Virtual Visit: Japantown's Paper Tree

Happily situated in San Francisco’s historic Japantown is Paper Tree—a family-run store with the world’s largest collection of origami paper.

The Mihara family opened Paper Tree (fondly known in Japantown as “The Origami Store”) in 1968, selling Japanese paper, gifts, books, ceramics & quintessentially 60s items like blacklight posters and incense. Visit the store today and you’ll find an impossibly extensive selection of origami paper, origami instruction books for all skill levels, handcrafted cards, and the origami museum—models folded by the world’s top origami creators interspersed throughout the store.

Linda Mihara, Paper Tree’s current proprietor and daughter of its original founders, literally grew up in the store, “I consider this my home. People coming in are my guests.” Linda, an award-winning origami artist, comes from a family of talented creators and origami enthusiasts.

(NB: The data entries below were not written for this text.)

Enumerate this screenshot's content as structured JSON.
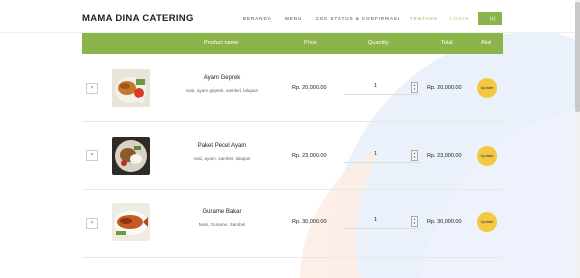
{
  "header": {
    "brand": "MAMA DINA CATERING",
    "nav": [
      "BERANDA",
      "MENU",
      "CEK STATUS & KONFIRMASI",
      "TENTANG",
      "LOGIN"
    ],
    "cart_label": "🛒(1)"
  },
  "table": {
    "columns": [
      "Product name",
      "Price",
      "Quantity",
      "Total",
      "Aksi"
    ],
    "rows": [
      {
        "name": "Ayam Geprek",
        "desc": "nasi, ayam geprek, sambel, lalapan",
        "price": "Rp. 20,000.00",
        "qty": "1",
        "total": "Rp. 20,000.00",
        "remove": "×",
        "action": "Update"
      },
      {
        "name": "Paket Pecel Ayam",
        "desc": "nasi, ayam, sambel, lalapan",
        "price": "Rp. 23,000.00",
        "qty": "1",
        "total": "Rp. 23,000.00",
        "remove": "×",
        "action": "Update"
      },
      {
        "name": "Gurame Bakar",
        "desc": "Nasi, Gurame, Sambel",
        "price": "Rp. 30,000.00",
        "qty": "1",
        "total": "Rp. 30,000.00",
        "remove": "×",
        "action": "Update"
      }
    ]
  },
  "colors": {
    "accent": "#8bb54a",
    "update": "#f5c842"
  }
}
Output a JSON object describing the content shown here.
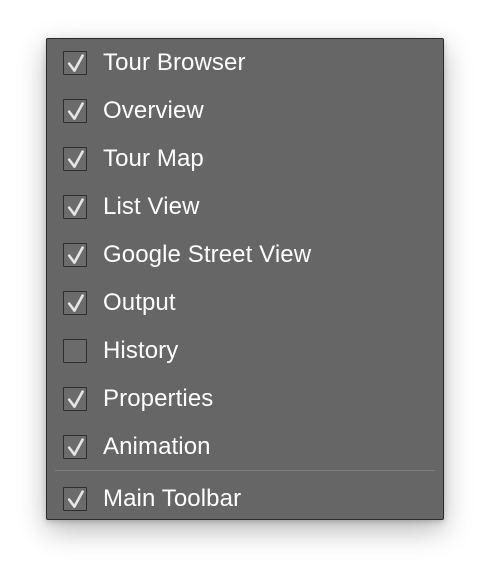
{
  "menu": {
    "items": [
      {
        "label": "Tour Browser",
        "checked": true
      },
      {
        "label": "Overview",
        "checked": true
      },
      {
        "label": "Tour Map",
        "checked": true
      },
      {
        "label": "List View",
        "checked": true
      },
      {
        "label": "Google Street View",
        "checked": true
      },
      {
        "label": "Output",
        "checked": true
      },
      {
        "label": "History",
        "checked": false
      },
      {
        "label": "Properties",
        "checked": true
      },
      {
        "label": "Animation",
        "checked": true
      }
    ],
    "footer_item": {
      "label": "Main Toolbar",
      "checked": true
    }
  },
  "colors": {
    "menu_background": "#666666",
    "text": "#ffffff",
    "checkmark": "#e6e6e6",
    "checkbox_border": "#2e2e2e"
  },
  "icons": {
    "checked": "checkmark-icon",
    "unchecked": "empty-checkbox"
  }
}
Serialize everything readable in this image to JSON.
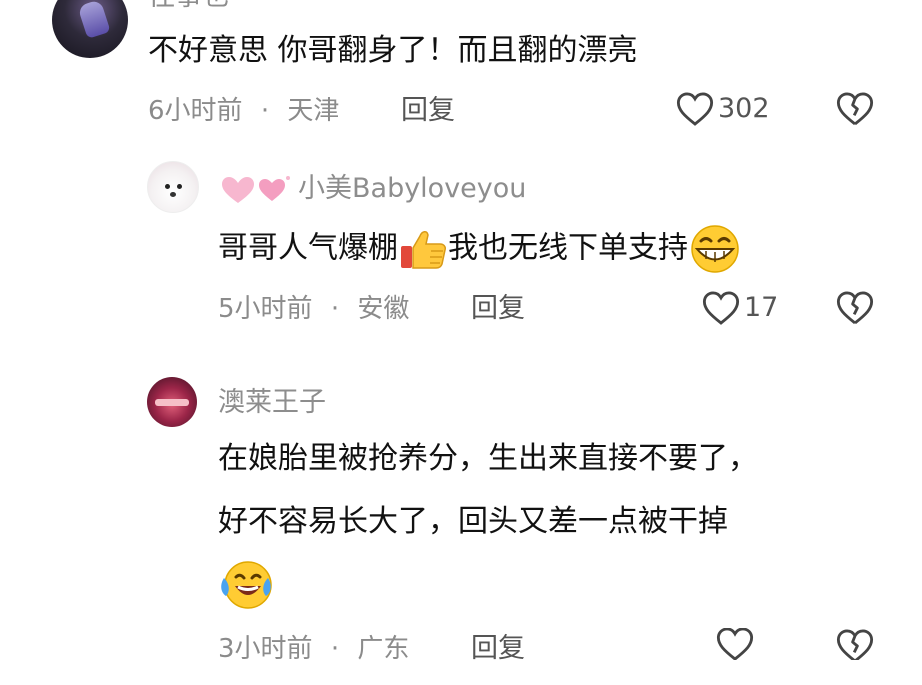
{
  "comments": [
    {
      "username": "往事也",
      "text": "不好意思 你哥翻身了！而且翻的漂亮",
      "time": "6小时前",
      "separator": "·",
      "location": "天津",
      "reply_label": "回复",
      "likes": "302"
    },
    {
      "username": "小美Babyloveyou",
      "text_part1": "哥哥人气爆棚",
      "text_part2": "我也无线下单支持",
      "time": "5小时前",
      "separator": "·",
      "location": "安徽",
      "reply_label": "回复",
      "likes": "17",
      "emojis": [
        "thumbs-up",
        "grinning-face"
      ]
    },
    {
      "username": "澳莱王子",
      "text_line1": "在娘胎里被抢养分，生出来直接不要了，",
      "text_line2": "好不容易长大了，回头又差一点被干掉",
      "time": "3小时前",
      "separator": "·",
      "location": "广东",
      "reply_label": "回复",
      "emojis": [
        "crying-laughing-face"
      ]
    }
  ],
  "colors": {
    "text": "#111111",
    "meta": "#8b8b8b",
    "icon": "#444444"
  }
}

Her father, uncle, grandparents, and great-grandparents were forced from their home during WWII as a result of the federal government’s policy, which sent Japanese Americans to internment camps from 1942-1945. Linda’s grandfather had glaucoma and, without proper care in the internment camp, lost his sight. Fortunately, it didn’t stop him from writing two of the first origami books in English in the early 1950s. He was fully blind by the time Linda was born, so she didn’t have the opportunity to learn origami from him directly. She—like countless others—learned the art form from his books.

Linda has carried on her grandfather’s legacy, teaching classes as a way to share her own knowledge with subsequent generations of folders. Of course, COVID-19 interrupted her usual in-store sessions. Like many others, she turned to virtual events with Free Fold Origami Saturdays—a free, online origami class open worldwide. Though they come with their own challenges, these virtual sessions have provided one of the pandemic’s silver linings— allowing Linda to teach a global audience she wouldn’t normally be able to reach. Asked if she’s planning on carrying on with virtual classes post-pandemic? “I really think I am. I think that’s the way going forward. If you’re thinking on a global scale, that’s what you’ve got to do. Why not?”

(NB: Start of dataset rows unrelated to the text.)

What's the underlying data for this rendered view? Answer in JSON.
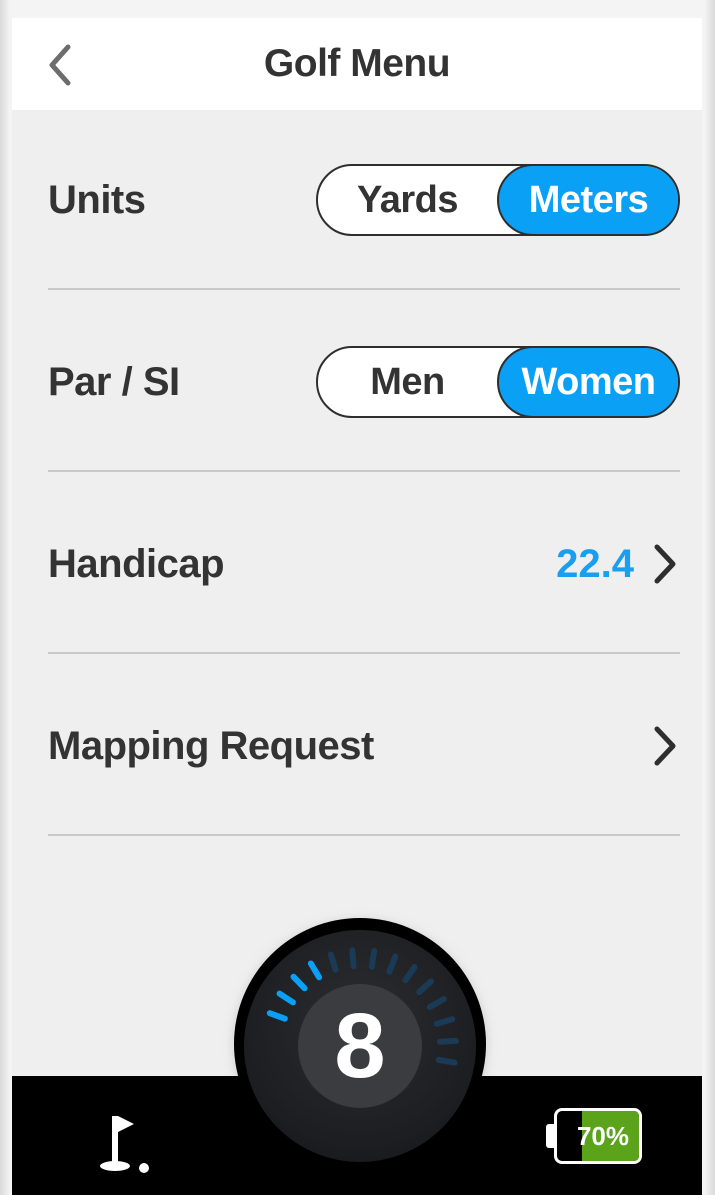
{
  "header": {
    "title": "Golf Menu",
    "back_icon": "chevron-left-icon"
  },
  "rows": {
    "units": {
      "label": "Units",
      "options": [
        "Yards",
        "Meters"
      ],
      "selected": "Meters"
    },
    "par_si": {
      "label": "Par / SI",
      "options": [
        "Men",
        "Women"
      ],
      "selected": "Women"
    },
    "handicap": {
      "label": "Handicap",
      "value": "22.4",
      "icon": "chevron-right-icon"
    },
    "mapping_request": {
      "label": "Mapping Request",
      "icon": "chevron-right-icon"
    }
  },
  "dial": {
    "hole_number": "8",
    "active_ticks": 4,
    "total_ticks": 14
  },
  "bottom_bar": {
    "flag_icon": "golf-flag-icon",
    "battery": {
      "label": "70%",
      "level": 0.7
    }
  },
  "colors": {
    "accent": "#0aa0f5",
    "text": "#333333",
    "background": "#efefef",
    "battery_fill": "#5aa31a"
  }
}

As was the case at all small businesses, the Paper Tree team was concerned about what last year’s lockdown would mean for their future. “When we closed in March, I thought, ‘What do we do now?’ I had no idea what was going to happen...And then the online orders started rolling in.” Even though the store’s doors remained shut until June, online orders allowed the 53-year-old business to keep going. Linda noticed a surge in origami interest while everyone was stuck at home, including a wave of first-time folders.

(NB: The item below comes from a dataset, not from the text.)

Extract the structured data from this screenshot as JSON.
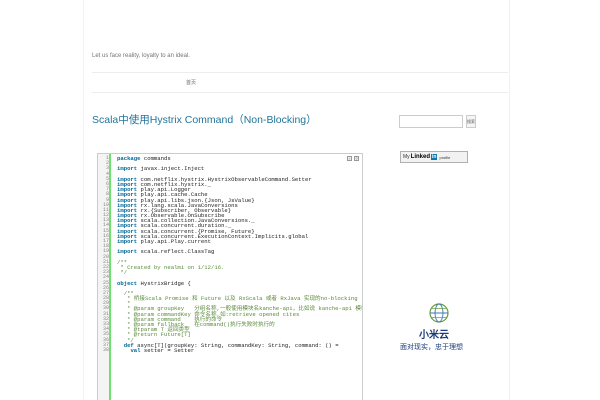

With more people being vaccinated and business slowly returning to normal, things are looking up in Japantown. Thanks to pedestrian-friendly streets and outdoor dining, the area is vibrant again every weekend. Though, sadly, the community has suffered its own losses over the last year, “I’m just so thankful and lucky because about 25% of the businesses in Japantown have closed permanently.”

In addition to the challenges posed by the coronavirus, Japantown and Asian American communities across the country have also been grappling with the steep rise in anti-Asian hate and violence. In response, Linda wanted to do something that spread love. “I wanted people to think in positive ways to counter the hate. Let’s do it with love.”

From that thought came the Hearts for Love campaign. A play on 1000 paper cranes, Linda sought to collect 1000 origami hearts to display in the store’s front window. Just one week after it launched, she’d already reached her goal. People from across the country continued to send their folded hearts, so the goal increased to 3,795—the number of reported hate crimes against AAPI individuals in the U.S. between March 2020-February 2021. “This is a small way to share what I know, which is origami, and bring everybody along. I felt so strongly about it that even if nobody participated, I was still okay with it. I was still going to make my own statement in the window. That was my say on AAPI hate.”

Linda has seen success in the campaign beyond the total heart tally. “There was one lady who dropped off some hearts and said it was the first time she’d gotten together with her girlfriends after they’d all been vaccinated. They sat around folding hearts and catching up and it turned into a ‘what I’m thankful for’ kind of time. That makes me so incredibly happy. They got it. They’re thinking love and positivity.”

When speaking with Linda, it’s impossible to miss the true and deep love she has for her work, her art, and her family. “For me, personally, carrying on a business that my parents started is really a joy...and I get to talk origami all day. That never gets old to me.”